Exercise goal:
Look through the entries and report how many lines include the word "JSON". Give the number alone.

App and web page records
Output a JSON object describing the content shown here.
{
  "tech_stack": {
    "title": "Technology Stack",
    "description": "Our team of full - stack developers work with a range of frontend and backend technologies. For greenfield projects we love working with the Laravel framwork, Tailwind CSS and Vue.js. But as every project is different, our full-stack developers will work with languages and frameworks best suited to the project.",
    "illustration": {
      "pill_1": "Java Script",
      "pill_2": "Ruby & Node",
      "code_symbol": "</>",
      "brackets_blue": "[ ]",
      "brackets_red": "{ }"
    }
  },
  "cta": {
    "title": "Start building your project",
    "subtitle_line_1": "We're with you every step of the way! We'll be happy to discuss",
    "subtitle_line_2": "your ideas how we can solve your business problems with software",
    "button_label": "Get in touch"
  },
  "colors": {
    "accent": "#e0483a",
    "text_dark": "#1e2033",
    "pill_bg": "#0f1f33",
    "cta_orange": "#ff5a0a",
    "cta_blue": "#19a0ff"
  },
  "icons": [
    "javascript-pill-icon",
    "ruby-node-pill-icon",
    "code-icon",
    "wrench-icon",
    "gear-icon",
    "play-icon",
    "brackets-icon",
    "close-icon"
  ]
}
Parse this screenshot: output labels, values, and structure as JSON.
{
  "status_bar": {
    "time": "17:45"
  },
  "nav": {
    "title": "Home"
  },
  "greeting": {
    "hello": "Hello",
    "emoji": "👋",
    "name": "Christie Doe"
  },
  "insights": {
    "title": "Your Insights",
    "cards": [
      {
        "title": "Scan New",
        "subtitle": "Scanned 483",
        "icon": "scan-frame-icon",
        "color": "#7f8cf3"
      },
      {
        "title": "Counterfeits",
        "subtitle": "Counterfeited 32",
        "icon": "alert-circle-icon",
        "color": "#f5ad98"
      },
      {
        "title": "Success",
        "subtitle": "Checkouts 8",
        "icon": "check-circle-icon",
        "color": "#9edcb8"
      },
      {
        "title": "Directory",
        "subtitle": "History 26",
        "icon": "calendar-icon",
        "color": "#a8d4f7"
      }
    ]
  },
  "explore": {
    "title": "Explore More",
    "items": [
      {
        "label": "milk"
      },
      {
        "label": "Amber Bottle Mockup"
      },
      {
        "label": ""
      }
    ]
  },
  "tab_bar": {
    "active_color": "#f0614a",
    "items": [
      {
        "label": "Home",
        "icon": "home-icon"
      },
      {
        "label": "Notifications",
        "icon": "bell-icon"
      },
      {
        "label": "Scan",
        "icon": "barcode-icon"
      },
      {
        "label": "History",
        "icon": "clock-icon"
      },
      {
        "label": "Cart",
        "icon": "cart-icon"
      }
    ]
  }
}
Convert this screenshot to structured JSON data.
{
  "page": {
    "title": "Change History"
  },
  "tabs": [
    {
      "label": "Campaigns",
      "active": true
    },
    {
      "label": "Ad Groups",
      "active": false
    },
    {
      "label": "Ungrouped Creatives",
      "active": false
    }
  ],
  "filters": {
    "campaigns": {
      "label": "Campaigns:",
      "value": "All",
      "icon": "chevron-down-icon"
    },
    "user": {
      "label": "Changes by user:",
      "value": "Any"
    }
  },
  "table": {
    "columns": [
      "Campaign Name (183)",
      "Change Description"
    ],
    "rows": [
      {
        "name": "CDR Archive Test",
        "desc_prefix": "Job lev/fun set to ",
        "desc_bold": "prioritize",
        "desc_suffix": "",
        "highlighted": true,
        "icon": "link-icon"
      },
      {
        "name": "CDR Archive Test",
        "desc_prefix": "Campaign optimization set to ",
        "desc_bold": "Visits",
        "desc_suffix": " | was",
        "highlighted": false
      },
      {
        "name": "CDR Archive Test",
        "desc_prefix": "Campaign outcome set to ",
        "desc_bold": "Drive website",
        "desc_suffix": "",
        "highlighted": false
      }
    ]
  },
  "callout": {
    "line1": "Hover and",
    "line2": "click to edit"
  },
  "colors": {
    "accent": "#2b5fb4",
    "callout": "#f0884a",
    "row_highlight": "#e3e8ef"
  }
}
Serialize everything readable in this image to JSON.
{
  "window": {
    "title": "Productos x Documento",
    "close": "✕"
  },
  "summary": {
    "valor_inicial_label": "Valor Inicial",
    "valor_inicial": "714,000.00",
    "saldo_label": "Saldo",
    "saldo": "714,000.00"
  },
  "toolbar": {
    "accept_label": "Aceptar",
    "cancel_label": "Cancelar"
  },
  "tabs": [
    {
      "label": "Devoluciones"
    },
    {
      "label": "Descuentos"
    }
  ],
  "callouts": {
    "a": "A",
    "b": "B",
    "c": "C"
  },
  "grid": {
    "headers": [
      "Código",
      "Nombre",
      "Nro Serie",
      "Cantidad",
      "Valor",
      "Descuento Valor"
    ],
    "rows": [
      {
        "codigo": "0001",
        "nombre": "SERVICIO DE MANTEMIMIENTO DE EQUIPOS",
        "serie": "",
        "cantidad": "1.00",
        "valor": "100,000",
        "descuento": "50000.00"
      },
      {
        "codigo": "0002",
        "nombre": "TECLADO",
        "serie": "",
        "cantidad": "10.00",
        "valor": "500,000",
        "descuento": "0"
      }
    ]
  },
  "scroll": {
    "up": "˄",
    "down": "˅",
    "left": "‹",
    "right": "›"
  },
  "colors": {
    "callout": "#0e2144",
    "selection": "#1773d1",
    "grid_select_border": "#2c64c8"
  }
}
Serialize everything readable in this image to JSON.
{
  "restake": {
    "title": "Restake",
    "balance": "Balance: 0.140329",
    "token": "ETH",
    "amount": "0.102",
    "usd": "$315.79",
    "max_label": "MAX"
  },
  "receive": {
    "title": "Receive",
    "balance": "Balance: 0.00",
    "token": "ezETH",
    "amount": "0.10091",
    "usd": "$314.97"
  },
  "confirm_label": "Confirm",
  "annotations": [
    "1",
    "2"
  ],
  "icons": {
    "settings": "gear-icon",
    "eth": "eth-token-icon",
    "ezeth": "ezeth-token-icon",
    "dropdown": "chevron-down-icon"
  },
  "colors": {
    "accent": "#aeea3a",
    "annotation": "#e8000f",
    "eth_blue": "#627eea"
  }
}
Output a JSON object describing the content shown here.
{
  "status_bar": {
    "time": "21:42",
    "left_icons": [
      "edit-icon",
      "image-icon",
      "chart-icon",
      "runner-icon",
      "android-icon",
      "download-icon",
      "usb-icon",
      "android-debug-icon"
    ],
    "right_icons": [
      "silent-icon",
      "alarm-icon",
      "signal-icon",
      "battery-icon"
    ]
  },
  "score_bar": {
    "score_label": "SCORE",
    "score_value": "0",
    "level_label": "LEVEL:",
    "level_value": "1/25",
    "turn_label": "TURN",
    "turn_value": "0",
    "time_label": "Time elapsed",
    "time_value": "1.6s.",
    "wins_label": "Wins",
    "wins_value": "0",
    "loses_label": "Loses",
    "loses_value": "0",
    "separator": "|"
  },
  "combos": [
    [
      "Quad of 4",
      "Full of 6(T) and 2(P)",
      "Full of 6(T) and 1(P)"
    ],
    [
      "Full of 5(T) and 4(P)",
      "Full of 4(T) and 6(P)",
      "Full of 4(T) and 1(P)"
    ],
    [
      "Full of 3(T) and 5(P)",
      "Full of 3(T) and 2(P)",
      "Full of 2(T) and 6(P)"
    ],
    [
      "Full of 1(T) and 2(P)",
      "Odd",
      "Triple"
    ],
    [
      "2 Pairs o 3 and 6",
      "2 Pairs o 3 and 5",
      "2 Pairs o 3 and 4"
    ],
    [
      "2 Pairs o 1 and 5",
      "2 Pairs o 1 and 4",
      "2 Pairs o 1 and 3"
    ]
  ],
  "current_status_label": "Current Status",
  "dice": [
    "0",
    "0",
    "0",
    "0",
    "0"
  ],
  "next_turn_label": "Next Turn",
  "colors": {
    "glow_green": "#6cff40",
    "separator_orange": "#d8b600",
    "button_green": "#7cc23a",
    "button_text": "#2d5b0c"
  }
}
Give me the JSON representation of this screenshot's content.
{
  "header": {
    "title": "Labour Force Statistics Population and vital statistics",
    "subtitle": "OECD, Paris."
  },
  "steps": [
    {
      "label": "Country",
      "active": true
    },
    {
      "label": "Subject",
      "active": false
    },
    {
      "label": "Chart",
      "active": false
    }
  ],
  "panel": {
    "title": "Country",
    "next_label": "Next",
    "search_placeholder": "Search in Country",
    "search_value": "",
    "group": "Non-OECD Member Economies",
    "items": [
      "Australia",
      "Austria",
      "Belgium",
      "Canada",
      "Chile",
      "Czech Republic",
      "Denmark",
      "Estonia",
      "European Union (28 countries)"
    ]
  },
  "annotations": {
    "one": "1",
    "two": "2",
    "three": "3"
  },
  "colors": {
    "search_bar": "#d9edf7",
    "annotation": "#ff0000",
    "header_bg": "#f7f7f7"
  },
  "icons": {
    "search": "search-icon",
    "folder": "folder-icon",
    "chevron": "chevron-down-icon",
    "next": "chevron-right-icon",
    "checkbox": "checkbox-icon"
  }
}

Your response:
7